THE first thing you notice as you drive into the property that was once home to the Jones family is the colour – everything is in various shades of grey. What does stand out, strikingly so, are the many trays of bird seed left out for the first residents back after the Scotsburn fires. As we drive in Janie is sifting through the rubble that was once the family home. She says she just wants it all removed now as that is all she seems to do but the search has produced some treasures like her grandmother’s engagement ring. We are shown around and wander through the debris, we all laugh at the strangest ‘finds’ the steel caps off a pair of work boots sitting side by side; Buddha sitting serenely on what was the edge of the garden, waiting; melted pots and pans, exploded tins of paint with the contents well and truly cooked; the list is endless. We walk to the dam under a sky that is dotted with life –bright coloured Rosellas, sulphur-crested cockatoos and not too far off a kookaburra is singing.
There are piles of hay strewn around for any animals that may be wandering through and the fresh droppings show wildlife is moving back.
The fresh green growth creeping up the trunks of blackened trees brings hope – life is returning. Janey’s husband, Adrian, is like an excited child moving from tree to tree, thrilled to see the trees fighting back in such a short time.
“It’s like magic,” he exclaims.
The couple is philosophical, looking to the future and the return to their home.
They are grateful that no-one in the area was hurt and full of praise for the help received straight after the disaster, and which is still continuing today. “We want to thank the emergency services, our wonderful family, friends, neighbours and community, service clubs, businesses and agencies and government department representatives for their amazing work and support,” the couple said.
“All the support has made it possible for us to stay positive and focus on rebuilding.”
Janey says at time’s the support has been overwhelming. “We couldn’t live in a better community, really,” she said.

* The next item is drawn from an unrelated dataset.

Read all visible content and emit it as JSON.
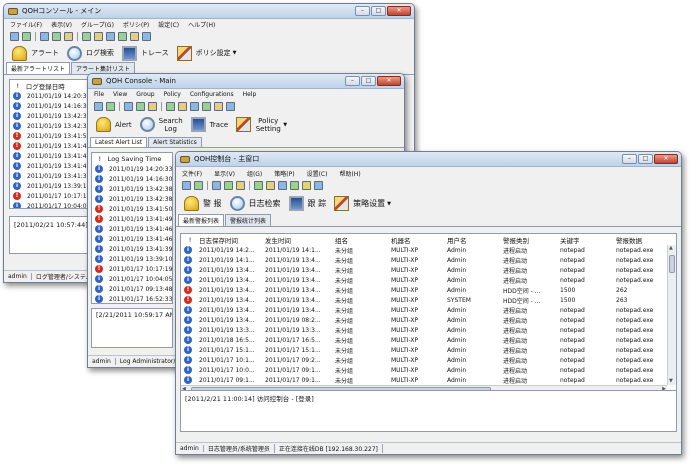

“The support from the community has been just absolutely amazing and it just continues. We had a BlazeAid dinner the other night and they have done work on the property; there is an amazing woman in Buninyong called Pam, who needs an award. She was not associated with any group but is on top of everything that people want or need. “We are all at different stages and it will be a long term thing – some of us are trying to get out (back to property) quicker than others and others are just settling into houses elsewhere.” Gatherings such as lunches, dinners, meetings etc include the whole community, not just those affected by the fire directly, which is a great support network for all because in some way the fires have touched the whole community. “We keep the humour going, some days are harder than others,” Janey added.
“For us it’s keeping busy and looking to the future.”